Debra Lamb, a 30-year civil service veteran at Ft. Carson, contracted the COVID-19 virus late in 2020 and experienced a harrowing ordeal before partially recovering months later.

Recommended Content:

Coronavirus | COVID-19 Vaccine Efforts

6th Medical Group Delivers Mandatory Vaccines

Article Around MHS
9/21/2021
An Airman from the 6th Medical Group prepares a COVID-19 vaccine for distribution at MacDill Air Force Base, Florida.

Airmen from the 6th Medical Group began redistributing doses of the COVID-19 vaccine at MacDill Air Force Base, Florida, on Sept. 9, 2021. This comes after the Secretary of Defense issued a memorandum on Aug. 23, 2021, mandating all active duty personnel to be fully vaccinated against COVID-19.

Recommended Content:

Coronavirus | COVID-19 Vaccine Efforts

After the ventilator COVID survivor advocates for vaccine

Article Around MHS
9/15/2021
Tim Harris is sedated while on a ventilator

Tim Harris, a mobilization and planning specialist, U.S. Army Medical Center of Excellence, is sedated while on a ventilator at Brooke Army Medical Center, Joint Base San Antonio-Fort Sam Houston, Texas, June 27, 2020.

Recommended Content:

Coronavirus

Army Medicine Europe Provides Additional COVID Vaccinations for Immune Compromised

Article Around MHS
9/13/2021
Franz Dietrich, a German local national assigned to Training Support Activity Europe, receives a COVID-19 vaccination at the 7th Army Training Command's (7ATC) Rose Barracks, Vilseck, Germany, May 4, 2021. The U.S. Army Health Clinics at Grafenwoehr and Vilseck conducted a "One Community" COVID-19 vaccine drive May 3-7 to provide thousands of appointments to the 7ATC community of Soldiers, spouses, Department of the Army civilians, veterans and local nationals employed by the U.S. Army. (U.S. Army photo by Markus Rauchenberger)

Army medical treatment facilities in Europe are now offering an additional dose of COVID vaccine for immune compromised beneficiaries.

Recommended Content:

Coronavirus | COVID-19 Vaccine Efforts
Showing results 1 - 9 Page 1 of 1

DHA Address: 7700 Arlington Boulevard | Suite 5101 | Falls Church, VA | 22042-5101
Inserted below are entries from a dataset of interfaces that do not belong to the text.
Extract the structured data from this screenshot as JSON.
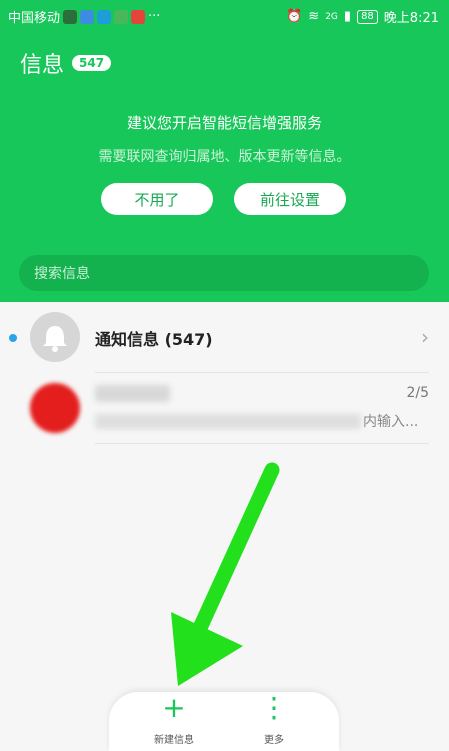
{
  "status_bar": {
    "carrier": "中国移动",
    "more_dots": "···",
    "net_type": "2G",
    "battery": "88",
    "time": "晚上8:21"
  },
  "header": {
    "title": "信息",
    "count": "547"
  },
  "suggestion": {
    "line1": "建议您开启智能短信增强服务",
    "line2": "需要联网查询归属地、版本更新等信息。",
    "dismiss_label": "不用了",
    "settings_label": "前往设置"
  },
  "search": {
    "placeholder": "搜索信息"
  },
  "conversations": [
    {
      "name": "通知信息 (547)"
    },
    {
      "preview_tail": "内输入...",
      "page_count": "2/5"
    }
  ],
  "bottom_nav": {
    "new_label": "新建信息",
    "more_label": "更多"
  },
  "colors": {
    "brand_green": "#18c75a",
    "annotation_arrow": "#22e01b"
  }
}
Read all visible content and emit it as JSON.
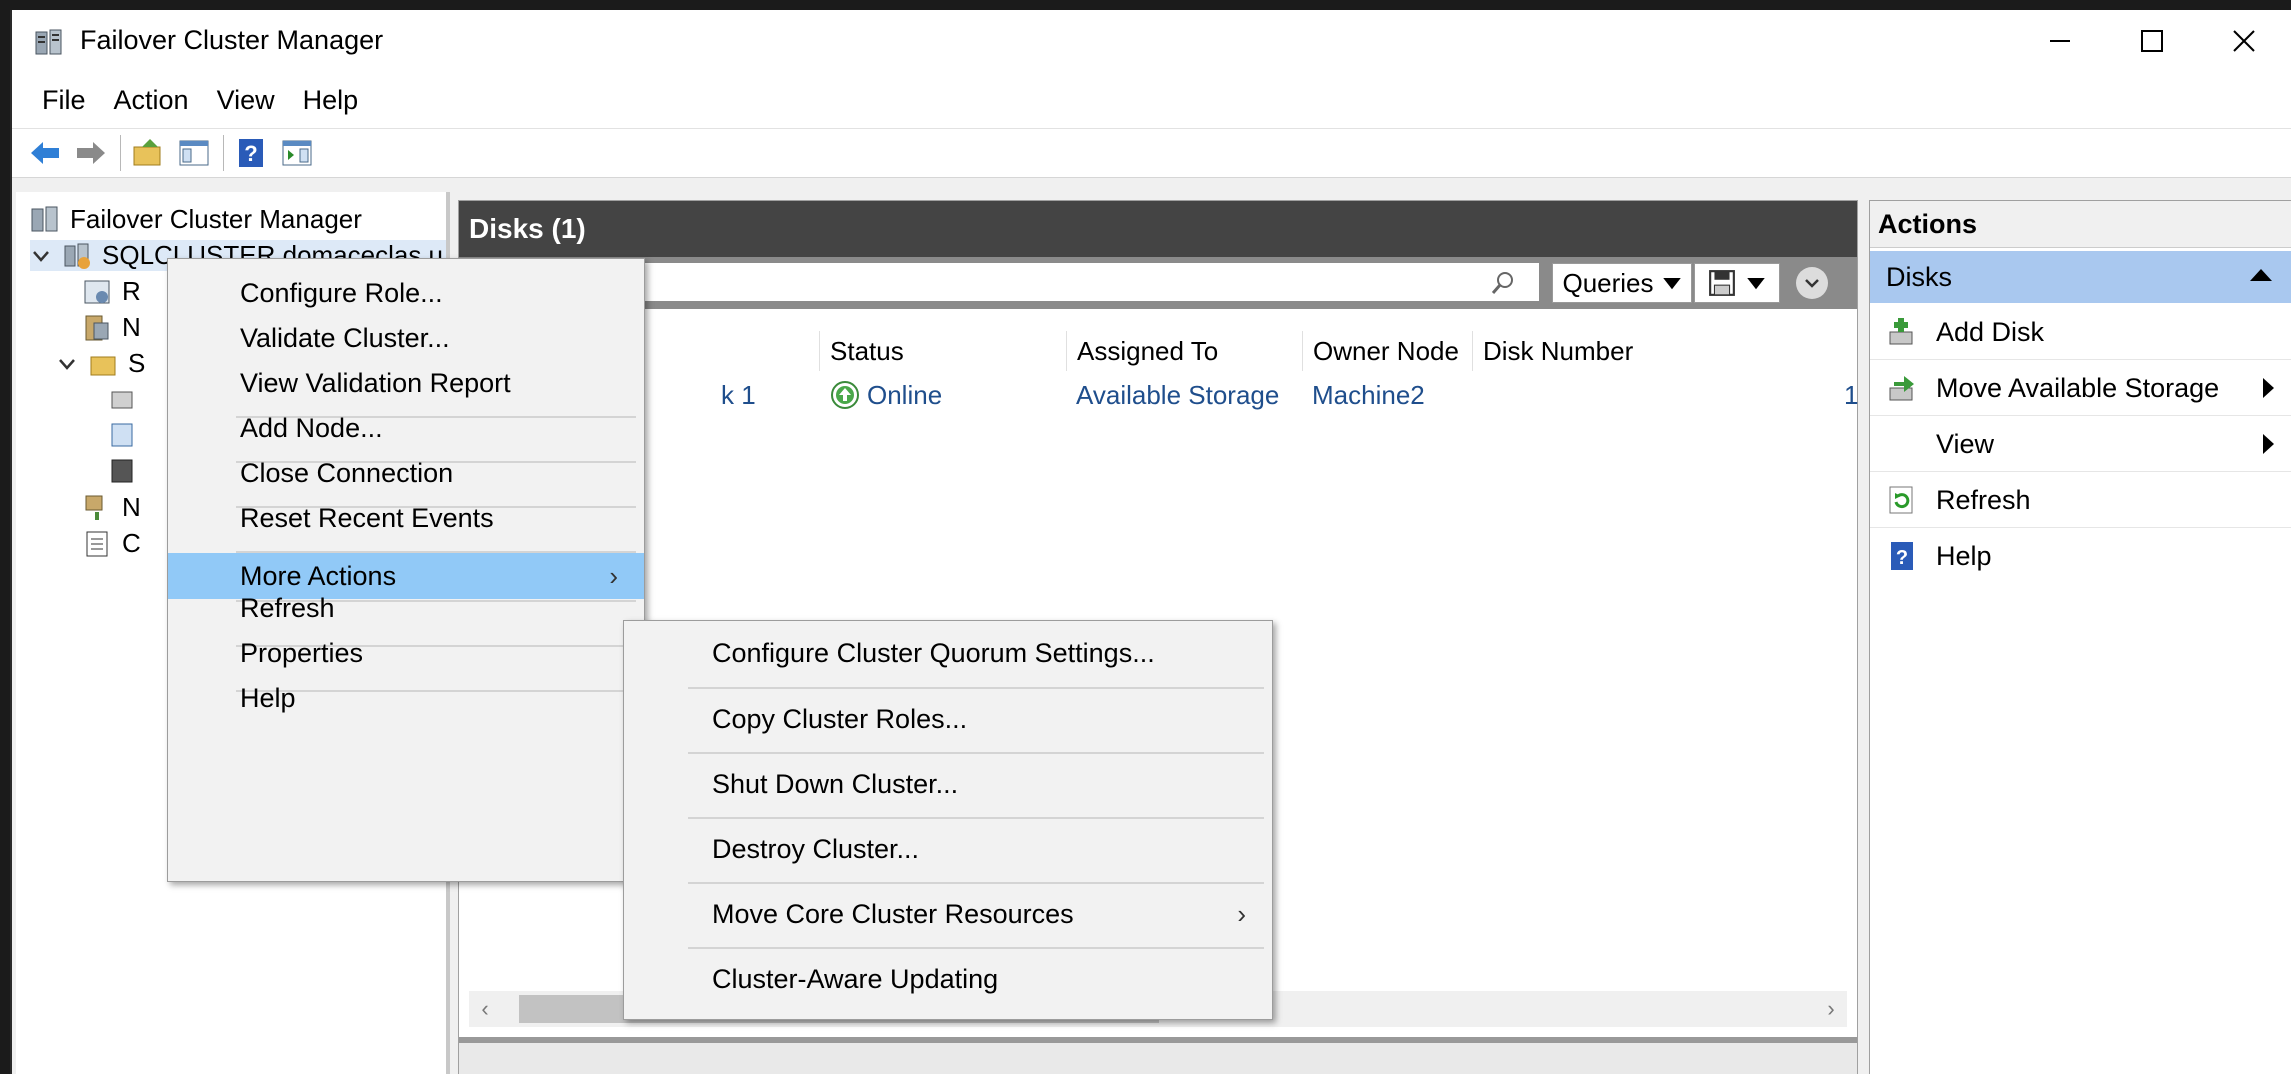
{
  "window": {
    "title": "Failover Cluster Manager"
  },
  "menubar": [
    "File",
    "Action",
    "View",
    "Help"
  ],
  "tree": {
    "root": "Failover Cluster Manager",
    "cluster": "SQLCLUSTER.domaceclas.u",
    "partial": {
      "roles_letter": "R",
      "nodes_letter": "N",
      "storage_letter": "S",
      "networks_letter": "N",
      "events_letter": "C"
    }
  },
  "center": {
    "header": "Disks (1)",
    "queries_label": "Queries",
    "columns": [
      "Status",
      "Assigned To",
      "Owner Node",
      "Disk Number"
    ],
    "row": {
      "name_tail": "k 1",
      "status": "Online",
      "assigned_to": "Available Storage",
      "owner_node": "Machine2",
      "disk_number_tail": "1"
    }
  },
  "actions": {
    "header": "Actions",
    "section": "Disks",
    "items": [
      {
        "label": "Add Disk",
        "icon": "add-disk-icon"
      },
      {
        "label": "Move Available Storage",
        "icon": "move-storage-icon",
        "submenu": true
      },
      {
        "label": "View",
        "icon": "",
        "submenu": true
      },
      {
        "label": "Refresh",
        "icon": "refresh-icon"
      },
      {
        "label": "Help",
        "icon": "help-icon"
      }
    ]
  },
  "context_menu": {
    "items": [
      "Configure Role...",
      "Validate Cluster...",
      "View Validation Report",
      "Add Node...",
      "Close Connection",
      "Reset Recent Events",
      "More Actions",
      "Refresh",
      "Properties",
      "Help"
    ],
    "highlighted": "More Actions"
  },
  "submenu": {
    "items": [
      "Configure Cluster Quorum Settings...",
      "Copy Cluster Roles...",
      "Shut Down Cluster...",
      "Destroy Cluster...",
      "Move Core Cluster Resources",
      "Cluster-Aware Updating"
    ]
  },
  "colors": {
    "highlight": "#91c9f7",
    "section": "#a9c8ef",
    "header_dark": "#444444",
    "link": "#1f4e8c"
  }
}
Some documents are presented in Portable Document Format (PDF). A PDF reader is required for viewing. Download a PDF Reader or learn more about PDFs.